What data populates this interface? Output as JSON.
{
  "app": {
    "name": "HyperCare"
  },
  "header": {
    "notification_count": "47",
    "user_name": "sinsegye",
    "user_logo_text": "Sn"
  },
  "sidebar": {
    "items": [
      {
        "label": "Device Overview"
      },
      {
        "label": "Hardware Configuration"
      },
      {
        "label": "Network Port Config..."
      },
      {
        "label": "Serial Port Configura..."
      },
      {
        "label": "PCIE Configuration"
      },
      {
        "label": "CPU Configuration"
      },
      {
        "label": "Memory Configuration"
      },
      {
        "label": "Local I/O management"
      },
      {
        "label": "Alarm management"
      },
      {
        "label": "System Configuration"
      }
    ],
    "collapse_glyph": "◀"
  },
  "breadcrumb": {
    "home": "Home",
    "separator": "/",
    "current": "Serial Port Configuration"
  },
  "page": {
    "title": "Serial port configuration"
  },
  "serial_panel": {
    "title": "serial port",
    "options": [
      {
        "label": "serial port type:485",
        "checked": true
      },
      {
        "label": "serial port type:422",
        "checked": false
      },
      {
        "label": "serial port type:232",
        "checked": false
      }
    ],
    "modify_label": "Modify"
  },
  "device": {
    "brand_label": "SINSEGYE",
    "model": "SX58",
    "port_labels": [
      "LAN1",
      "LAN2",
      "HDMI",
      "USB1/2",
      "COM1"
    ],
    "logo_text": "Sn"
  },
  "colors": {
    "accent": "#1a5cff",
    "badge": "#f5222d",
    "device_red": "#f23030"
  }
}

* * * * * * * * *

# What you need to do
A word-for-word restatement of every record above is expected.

# Solved problem
What data populates this interface? Output as JSON.
{
  "app": {
    "name": "HyperCare"
  },
  "header": {
    "notification_count": "47",
    "user_name": "sinsegye",
    "user_logo_text": "Sn"
  },
  "sidebar": {
    "items": [
      {
        "label": "Device Overview"
      },
      {
        "label": "Hardware Configuration"
      },
      {
        "label": "Network Port Config..."
      },
      {
        "label": "Serial Port Configura..."
      },
      {
        "label": "PCIE Configuration"
      },
      {
        "label": "CPU Configuration"
      },
      {
        "label": "Memory Configuration"
      },
      {
        "label": "Local I/O management"
      },
      {
        "label": "Alarm management"
      },
      {
        "label": "System Configuration"
      }
    ],
    "collapse_glyph": "◀"
  },
  "breadcrumb": {
    "home": "Home",
    "separator": "/",
    "current": "Serial Port Configuration"
  },
  "page": {
    "title": "Serial port configuration"
  },
  "serial_panel": {
    "title": "serial port",
    "options": [
      {
        "label": "serial port type:485",
        "checked": true
      },
      {
        "label": "serial port type:422",
        "checked": false
      },
      {
        "label": "serial port type:232",
        "checked": false
      }
    ],
    "modify_label": "Modify"
  },
  "device": {
    "brand_label": "SINSEGYE",
    "model": "SX58",
    "port_labels": [
      "LAN1",
      "LAN2",
      "HDMI",
      "USB1/2",
      "COM1"
    ],
    "logo_text": "Sn"
  },
  "colors": {
    "accent": "#1a5cff",
    "badge": "#f5222d",
    "device_red": "#f23030"
  }
}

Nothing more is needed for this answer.